▸ **The data**

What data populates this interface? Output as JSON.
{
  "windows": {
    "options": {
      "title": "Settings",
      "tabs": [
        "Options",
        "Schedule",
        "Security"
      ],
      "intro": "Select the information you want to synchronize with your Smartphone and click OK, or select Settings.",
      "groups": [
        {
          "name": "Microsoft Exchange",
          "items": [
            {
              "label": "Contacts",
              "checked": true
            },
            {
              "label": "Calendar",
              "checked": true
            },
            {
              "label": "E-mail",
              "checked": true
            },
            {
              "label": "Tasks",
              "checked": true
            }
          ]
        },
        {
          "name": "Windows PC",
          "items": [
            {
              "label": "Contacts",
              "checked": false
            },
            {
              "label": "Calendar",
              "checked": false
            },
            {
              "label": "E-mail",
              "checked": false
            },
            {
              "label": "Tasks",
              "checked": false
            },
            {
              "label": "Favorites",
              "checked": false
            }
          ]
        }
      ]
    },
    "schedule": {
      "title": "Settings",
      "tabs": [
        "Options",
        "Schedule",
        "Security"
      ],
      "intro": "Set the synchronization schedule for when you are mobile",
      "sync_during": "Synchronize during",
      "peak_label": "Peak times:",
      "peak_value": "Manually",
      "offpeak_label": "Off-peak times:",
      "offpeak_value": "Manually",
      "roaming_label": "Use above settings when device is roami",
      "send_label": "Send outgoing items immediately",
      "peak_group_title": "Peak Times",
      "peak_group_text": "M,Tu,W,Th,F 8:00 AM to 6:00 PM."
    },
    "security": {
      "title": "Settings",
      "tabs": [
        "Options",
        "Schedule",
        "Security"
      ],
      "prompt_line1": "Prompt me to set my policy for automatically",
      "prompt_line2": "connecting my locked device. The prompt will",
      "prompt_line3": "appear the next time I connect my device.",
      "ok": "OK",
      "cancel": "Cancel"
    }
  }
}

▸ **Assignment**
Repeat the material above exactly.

▸ **Result**
What data populates this interface? Output as JSON.
{
  "windows": {
    "options": {
      "title": "Settings",
      "tabs": [
        "Options",
        "Schedule",
        "Security"
      ],
      "intro": "Select the information you want to synchronize with your Smartphone and click OK, or select Settings.",
      "groups": [
        {
          "name": "Microsoft Exchange",
          "items": [
            {
              "label": "Contacts",
              "checked": true
            },
            {
              "label": "Calendar",
              "checked": true
            },
            {
              "label": "E-mail",
              "checked": true
            },
            {
              "label": "Tasks",
              "checked": true
            }
          ]
        },
        {
          "name": "Windows PC",
          "items": [
            {
              "label": "Contacts",
              "checked": false
            },
            {
              "label": "Calendar",
              "checked": false
            },
            {
              "label": "E-mail",
              "checked": false
            },
            {
              "label": "Tasks",
              "checked": false
            },
            {
              "label": "Favorites",
              "checked": false
            }
          ]
        }
      ]
    },
    "schedule": {
      "title": "Settings",
      "tabs": [
        "Options",
        "Schedule",
        "Security"
      ],
      "intro": "Set the synchronization schedule for when you are mobile",
      "sync_during": "Synchronize during",
      "peak_label": "Peak times:",
      "peak_value": "Manually",
      "offpeak_label": "Off-peak times:",
      "offpeak_value": "Manually",
      "roaming_label": "Use above settings when device is roami",
      "send_label": "Send outgoing items immediately",
      "peak_group_title": "Peak Times",
      "peak_group_text": "M,Tu,W,Th,F 8:00 AM to 6:00 PM."
    },
    "security": {
      "title": "Settings",
      "tabs": [
        "Options",
        "Schedule",
        "Security"
      ],
      "prompt_line1": "Prompt me to set my policy for automatically",
      "prompt_line2": "connecting my locked device. The prompt will",
      "prompt_line3": "appear the next time I connect my device.",
      "ok": "OK",
      "cancel": "Cancel"
    }
  }
}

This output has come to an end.